INFORMATION SUPPLIED:
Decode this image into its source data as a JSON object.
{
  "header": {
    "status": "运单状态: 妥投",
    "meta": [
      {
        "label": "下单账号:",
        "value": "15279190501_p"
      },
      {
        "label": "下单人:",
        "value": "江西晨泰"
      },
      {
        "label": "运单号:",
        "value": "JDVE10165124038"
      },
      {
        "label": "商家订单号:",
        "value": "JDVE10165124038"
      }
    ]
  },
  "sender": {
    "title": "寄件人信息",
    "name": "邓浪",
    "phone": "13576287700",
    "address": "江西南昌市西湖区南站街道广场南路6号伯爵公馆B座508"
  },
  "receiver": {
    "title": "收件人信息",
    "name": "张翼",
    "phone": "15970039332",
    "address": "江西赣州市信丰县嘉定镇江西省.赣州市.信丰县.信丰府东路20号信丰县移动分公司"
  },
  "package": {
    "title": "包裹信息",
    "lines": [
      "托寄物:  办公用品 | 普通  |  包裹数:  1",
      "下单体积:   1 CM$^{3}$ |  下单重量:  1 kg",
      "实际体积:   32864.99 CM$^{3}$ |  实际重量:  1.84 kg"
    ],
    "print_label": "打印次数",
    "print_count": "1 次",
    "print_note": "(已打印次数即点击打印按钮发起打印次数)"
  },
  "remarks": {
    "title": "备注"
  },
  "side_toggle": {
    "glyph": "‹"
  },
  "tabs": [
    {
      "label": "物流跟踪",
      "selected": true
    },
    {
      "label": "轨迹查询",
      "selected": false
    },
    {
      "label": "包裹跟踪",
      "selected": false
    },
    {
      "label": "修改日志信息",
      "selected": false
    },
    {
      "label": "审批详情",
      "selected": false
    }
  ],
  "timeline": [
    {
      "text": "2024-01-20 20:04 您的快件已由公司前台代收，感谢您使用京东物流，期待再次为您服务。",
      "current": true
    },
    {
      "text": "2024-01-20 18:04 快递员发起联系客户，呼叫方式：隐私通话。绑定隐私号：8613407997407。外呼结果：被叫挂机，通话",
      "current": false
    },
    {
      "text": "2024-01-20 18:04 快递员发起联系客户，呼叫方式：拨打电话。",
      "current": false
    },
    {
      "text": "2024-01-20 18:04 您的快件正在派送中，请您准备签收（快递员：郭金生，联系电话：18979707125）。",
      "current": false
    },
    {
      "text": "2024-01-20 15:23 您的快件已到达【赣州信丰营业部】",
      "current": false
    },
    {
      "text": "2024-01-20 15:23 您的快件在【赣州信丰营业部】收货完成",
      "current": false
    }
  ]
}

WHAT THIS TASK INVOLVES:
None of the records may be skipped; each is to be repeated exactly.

OUTPUT FOR THIS TASK:
Decode this image into its source data as a JSON object.
{
  "header": {
    "status": "运单状态: 妥投",
    "meta": [
      {
        "label": "下单账号:",
        "value": "15279190501_p"
      },
      {
        "label": "下单人:",
        "value": "江西晨泰"
      },
      {
        "label": "运单号:",
        "value": "JDVE10165124038"
      },
      {
        "label": "商家订单号:",
        "value": "JDVE10165124038"
      }
    ]
  },
  "sender": {
    "title": "寄件人信息",
    "name": "邓浪",
    "phone": "13576287700",
    "address": "江西南昌市西湖区南站街道广场南路6号伯爵公馆B座508"
  },
  "receiver": {
    "title": "收件人信息",
    "name": "张翼",
    "phone": "15970039332",
    "address": "江西赣州市信丰县嘉定镇江西省.赣州市.信丰县.信丰府东路20号信丰县移动分公司"
  },
  "package": {
    "title": "包裹信息",
    "lines": [
      "托寄物:  办公用品 | 普通  |  包裹数:  1",
      "下单体积:   1 CM$^{3}$ |  下单重量:  1 kg",
      "实际体积:   32864.99 CM$^{3}$ |  实际重量:  1.84 kg"
    ],
    "print_label": "打印次数",
    "print_count": "1 次",
    "print_note": "(已打印次数即点击打印按钮发起打印次数)"
  },
  "remarks": {
    "title": "备注"
  },
  "side_toggle": {
    "glyph": "‹"
  },
  "tabs": [
    {
      "label": "物流跟踪",
      "selected": true
    },
    {
      "label": "轨迹查询",
      "selected": false
    },
    {
      "label": "包裹跟踪",
      "selected": false
    },
    {
      "label": "修改日志信息",
      "selected": false
    },
    {
      "label": "审批详情",
      "selected": false
    }
  ],
  "timeline": [
    {
      "text": "2024-01-20 20:04 您的快件已由公司前台代收，感谢您使用京东物流，期待再次为您服务。",
      "current": true
    },
    {
      "text": "2024-01-20 18:04 快递员发起联系客户，呼叫方式：隐私通话。绑定隐私号：8613407997407。外呼结果：被叫挂机，通话",
      "current": false
    },
    {
      "text": "2024-01-20 18:04 快递员发起联系客户，呼叫方式：拨打电话。",
      "current": false
    },
    {
      "text": "2024-01-20 18:04 您的快件正在派送中，请您准备签收（快递员：郭金生，联系电话：18979707125）。",
      "current": false
    },
    {
      "text": "2024-01-20 15:23 您的快件已到达【赣州信丰营业部】",
      "current": false
    },
    {
      "text": "2024-01-20 15:23 您的快件在【赣州信丰营业部】收货完成",
      "current": false
    }
  ]
}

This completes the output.